Dataset extract:
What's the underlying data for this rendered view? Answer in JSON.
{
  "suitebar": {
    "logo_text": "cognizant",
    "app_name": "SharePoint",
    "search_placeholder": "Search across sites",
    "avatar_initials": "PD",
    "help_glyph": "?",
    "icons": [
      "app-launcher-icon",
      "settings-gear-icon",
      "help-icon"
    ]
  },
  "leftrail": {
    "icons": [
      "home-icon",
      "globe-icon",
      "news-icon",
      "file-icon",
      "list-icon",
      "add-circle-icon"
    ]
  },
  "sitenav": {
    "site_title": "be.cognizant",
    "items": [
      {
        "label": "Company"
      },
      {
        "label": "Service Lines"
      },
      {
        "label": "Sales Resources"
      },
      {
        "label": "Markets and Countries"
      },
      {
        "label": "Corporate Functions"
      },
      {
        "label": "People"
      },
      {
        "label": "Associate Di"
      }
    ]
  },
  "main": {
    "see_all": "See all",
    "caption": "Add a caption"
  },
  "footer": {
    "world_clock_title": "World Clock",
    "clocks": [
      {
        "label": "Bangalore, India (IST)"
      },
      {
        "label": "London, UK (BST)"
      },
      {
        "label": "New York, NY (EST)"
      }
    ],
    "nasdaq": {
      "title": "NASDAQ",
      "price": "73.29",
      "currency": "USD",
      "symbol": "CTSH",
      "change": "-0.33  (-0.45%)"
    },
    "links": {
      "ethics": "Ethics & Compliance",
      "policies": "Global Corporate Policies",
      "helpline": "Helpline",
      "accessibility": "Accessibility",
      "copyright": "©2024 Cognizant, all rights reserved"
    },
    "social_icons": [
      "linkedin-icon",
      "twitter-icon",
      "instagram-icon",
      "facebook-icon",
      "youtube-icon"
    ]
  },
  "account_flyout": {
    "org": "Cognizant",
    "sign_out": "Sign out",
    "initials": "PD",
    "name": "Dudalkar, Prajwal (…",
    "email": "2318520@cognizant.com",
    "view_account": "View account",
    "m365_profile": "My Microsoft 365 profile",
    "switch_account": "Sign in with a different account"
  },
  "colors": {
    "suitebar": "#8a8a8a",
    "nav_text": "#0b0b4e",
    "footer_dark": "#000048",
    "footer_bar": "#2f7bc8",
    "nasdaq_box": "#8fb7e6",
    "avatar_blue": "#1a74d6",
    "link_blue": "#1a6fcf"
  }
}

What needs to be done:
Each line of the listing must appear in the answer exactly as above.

Solution to this task:
What's the underlying data for this rendered view? Answer in JSON.
{
  "suitebar": {
    "logo_text": "cognizant",
    "app_name": "SharePoint",
    "search_placeholder": "Search across sites",
    "avatar_initials": "PD",
    "help_glyph": "?",
    "icons": [
      "app-launcher-icon",
      "settings-gear-icon",
      "help-icon"
    ]
  },
  "leftrail": {
    "icons": [
      "home-icon",
      "globe-icon",
      "news-icon",
      "file-icon",
      "list-icon",
      "add-circle-icon"
    ]
  },
  "sitenav": {
    "site_title": "be.cognizant",
    "items": [
      {
        "label": "Company"
      },
      {
        "label": "Service Lines"
      },
      {
        "label": "Sales Resources"
      },
      {
        "label": "Markets and Countries"
      },
      {
        "label": "Corporate Functions"
      },
      {
        "label": "People"
      },
      {
        "label": "Associate Di"
      }
    ]
  },
  "main": {
    "see_all": "See all",
    "caption": "Add a caption"
  },
  "footer": {
    "world_clock_title": "World Clock",
    "clocks": [
      {
        "label": "Bangalore, India (IST)"
      },
      {
        "label": "London, UK (BST)"
      },
      {
        "label": "New York, NY (EST)"
      }
    ],
    "nasdaq": {
      "title": "NASDAQ",
      "price": "73.29",
      "currency": "USD",
      "symbol": "CTSH",
      "change": "-0.33  (-0.45%)"
    },
    "links": {
      "ethics": "Ethics & Compliance",
      "policies": "Global Corporate Policies",
      "helpline": "Helpline",
      "accessibility": "Accessibility",
      "copyright": "©2024 Cognizant, all rights reserved"
    },
    "social_icons": [
      "linkedin-icon",
      "twitter-icon",
      "instagram-icon",
      "facebook-icon",
      "youtube-icon"
    ]
  },
  "account_flyout": {
    "org": "Cognizant",
    "sign_out": "Sign out",
    "initials": "PD",
    "name": "Dudalkar, Prajwal (…",
    "email": "2318520@cognizant.com",
    "view_account": "View account",
    "m365_profile": "My Microsoft 365 profile",
    "switch_account": "Sign in with a different account"
  },
  "colors": {
    "suitebar": "#8a8a8a",
    "nav_text": "#0b0b4e",
    "footer_dark": "#000048",
    "footer_bar": "#2f7bc8",
    "nasdaq_box": "#8fb7e6",
    "avatar_blue": "#1a74d6",
    "link_blue": "#1a6fcf"
  }
}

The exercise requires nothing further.